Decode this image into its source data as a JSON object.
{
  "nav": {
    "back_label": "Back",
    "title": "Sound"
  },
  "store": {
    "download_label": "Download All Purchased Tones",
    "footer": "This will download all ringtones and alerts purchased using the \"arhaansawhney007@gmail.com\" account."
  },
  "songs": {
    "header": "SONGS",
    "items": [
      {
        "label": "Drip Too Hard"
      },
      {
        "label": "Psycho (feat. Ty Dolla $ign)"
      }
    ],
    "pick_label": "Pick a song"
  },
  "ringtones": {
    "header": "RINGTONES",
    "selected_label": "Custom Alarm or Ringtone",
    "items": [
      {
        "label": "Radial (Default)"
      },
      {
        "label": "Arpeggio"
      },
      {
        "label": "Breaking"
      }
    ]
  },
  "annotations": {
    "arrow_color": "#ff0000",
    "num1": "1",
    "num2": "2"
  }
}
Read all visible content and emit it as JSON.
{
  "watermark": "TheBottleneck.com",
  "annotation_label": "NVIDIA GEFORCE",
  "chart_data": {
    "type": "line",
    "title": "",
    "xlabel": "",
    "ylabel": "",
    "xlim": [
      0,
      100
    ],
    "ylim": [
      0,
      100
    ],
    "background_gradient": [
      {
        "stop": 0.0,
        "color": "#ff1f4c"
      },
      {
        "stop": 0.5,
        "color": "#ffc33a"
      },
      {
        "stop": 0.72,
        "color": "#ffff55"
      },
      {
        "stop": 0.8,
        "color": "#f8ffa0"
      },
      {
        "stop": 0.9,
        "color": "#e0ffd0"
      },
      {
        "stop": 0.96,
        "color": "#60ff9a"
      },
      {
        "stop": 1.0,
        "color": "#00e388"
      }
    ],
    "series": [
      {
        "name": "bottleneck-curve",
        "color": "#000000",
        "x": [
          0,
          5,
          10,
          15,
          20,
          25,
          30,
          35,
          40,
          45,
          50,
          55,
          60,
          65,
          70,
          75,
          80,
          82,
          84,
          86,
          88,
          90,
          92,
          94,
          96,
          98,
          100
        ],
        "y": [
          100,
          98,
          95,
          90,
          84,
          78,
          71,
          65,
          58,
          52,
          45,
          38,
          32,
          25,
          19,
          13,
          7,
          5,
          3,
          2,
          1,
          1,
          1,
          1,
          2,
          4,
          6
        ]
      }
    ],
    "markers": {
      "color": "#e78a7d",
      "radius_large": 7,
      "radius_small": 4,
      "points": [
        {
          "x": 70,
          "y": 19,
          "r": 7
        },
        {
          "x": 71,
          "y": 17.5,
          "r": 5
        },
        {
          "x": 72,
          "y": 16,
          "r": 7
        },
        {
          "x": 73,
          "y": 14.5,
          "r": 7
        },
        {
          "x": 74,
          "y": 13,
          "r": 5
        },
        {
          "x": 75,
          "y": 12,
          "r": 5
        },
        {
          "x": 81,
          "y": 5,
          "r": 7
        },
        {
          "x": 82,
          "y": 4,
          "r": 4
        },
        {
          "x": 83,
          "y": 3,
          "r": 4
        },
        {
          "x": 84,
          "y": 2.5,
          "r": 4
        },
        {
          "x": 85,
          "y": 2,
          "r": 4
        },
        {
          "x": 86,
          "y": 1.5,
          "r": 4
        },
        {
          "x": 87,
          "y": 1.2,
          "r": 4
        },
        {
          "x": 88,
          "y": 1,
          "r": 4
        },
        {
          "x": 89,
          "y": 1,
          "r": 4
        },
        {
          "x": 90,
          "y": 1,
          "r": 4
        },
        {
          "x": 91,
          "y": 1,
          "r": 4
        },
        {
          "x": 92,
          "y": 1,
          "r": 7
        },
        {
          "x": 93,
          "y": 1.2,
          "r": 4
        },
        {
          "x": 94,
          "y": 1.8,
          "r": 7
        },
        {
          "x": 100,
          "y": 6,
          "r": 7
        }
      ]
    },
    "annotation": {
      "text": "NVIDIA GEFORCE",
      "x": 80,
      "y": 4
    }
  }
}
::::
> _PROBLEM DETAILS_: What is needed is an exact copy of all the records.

> _SOLUTION FOR THIS EXERCISE_:
Decode this image into its source data as a JSON object.
{
  "nav": {
    "back_label": "Back",
    "title": "Sound"
  },
  "store": {
    "download_label": "Download All Purchased Tones",
    "footer": "This will download all ringtones and alerts purchased using the \"arhaansawhney007@gmail.com\" account."
  },
  "songs": {
    "header": "SONGS",
    "items": [
      {
        "label": "Drip Too Hard"
      },
      {
        "label": "Psycho (feat. Ty Dolla $ign)"
      }
    ],
    "pick_label": "Pick a song"
  },
  "ringtones": {
    "header": "RINGTONES",
    "selected_label": "Custom Alarm or Ringtone",
    "items": [
      {
        "label": "Radial (Default)"
      },
      {
        "label": "Arpeggio"
      },
      {
        "label": "Breaking"
      }
    ]
  },
  "annotations": {
    "arrow_color": "#ff0000",
    "num1": "1",
    "num2": "2"
  }
}
Read all visible content and emit it as JSON.
{
  "watermark": "TheBottleneck.com",
  "annotation_label": "NVIDIA GEFORCE",
  "chart_data": {
    "type": "line",
    "title": "",
    "xlabel": "",
    "ylabel": "",
    "xlim": [
      0,
      100
    ],
    "ylim": [
      0,
      100
    ],
    "background_gradient": [
      {
        "stop": 0.0,
        "color": "#ff1f4c"
      },
      {
        "stop": 0.5,
        "color": "#ffc33a"
      },
      {
        "stop": 0.72,
        "color": "#ffff55"
      },
      {
        "stop": 0.8,
        "color": "#f8ffa0"
      },
      {
        "stop": 0.9,
        "color": "#e0ffd0"
      },
      {
        "stop": 0.96,
        "color": "#60ff9a"
      },
      {
        "stop": 1.0,
        "color": "#00e388"
      }
    ],
    "series": [
      {
        "name": "bottleneck-curve",
        "color": "#000000",
        "x": [
          0,
          5,
          10,
          15,
          20,
          25,
          30,
          35,
          40,
          45,
          50,
          55,
          60,
          65,
          70,
          75,
          80,
          82,
          84,
          86,
          88,
          90,
          92,
          94,
          96,
          98,
          100
        ],
        "y": [
          100,
          98,
          95,
          90,
          84,
          78,
          71,
          65,
          58,
          52,
          45,
          38,
          32,
          25,
          19,
          13,
          7,
          5,
          3,
          2,
          1,
          1,
          1,
          1,
          2,
          4,
          6
        ]
      }
    ],
    "markers": {
      "color": "#e78a7d",
      "radius_large": 7,
      "radius_small": 4,
      "points": [
        {
          "x": 70,
          "y": 19,
          "r": 7
        },
        {
          "x": 71,
          "y": 17.5,
          "r": 5
        },
        {
          "x": 72,
          "y": 16,
          "r": 7
        },
        {
          "x": 73,
          "y": 14.5,
          "r": 7
        },
        {
          "x": 74,
          "y": 13,
          "r": 5
        },
        {
          "x": 75,
          "y": 12,
          "r": 5
        },
        {
          "x": 81,
          "y": 5,
          "r": 7
        },
        {
          "x": 82,
          "y": 4,
          "r": 4
        },
        {
          "x": 83,
          "y": 3,
          "r": 4
        },
        {
          "x": 84,
          "y": 2.5,
          "r": 4
        },
        {
          "x": 85,
          "y": 2,
          "r": 4
        },
        {
          "x": 86,
          "y": 1.5,
          "r": 4
        },
        {
          "x": 87,
          "y": 1.2,
          "r": 4
        },
        {
          "x": 88,
          "y": 1,
          "r": 4
        },
        {
          "x": 89,
          "y": 1,
          "r": 4
        },
        {
          "x": 90,
          "y": 1,
          "r": 4
        },
        {
          "x": 91,
          "y": 1,
          "r": 4
        },
        {
          "x": 92,
          "y": 1,
          "r": 7
        },
        {
          "x": 93,
          "y": 1.2,
          "r": 4
        },
        {
          "x": 94,
          "y": 1.8,
          "r": 7
        },
        {
          "x": 100,
          "y": 6,
          "r": 7
        }
      ]
    },
    "annotation": {
      "text": "NVIDIA GEFORCE",
      "x": 80,
      "y": 4
    }
  }
}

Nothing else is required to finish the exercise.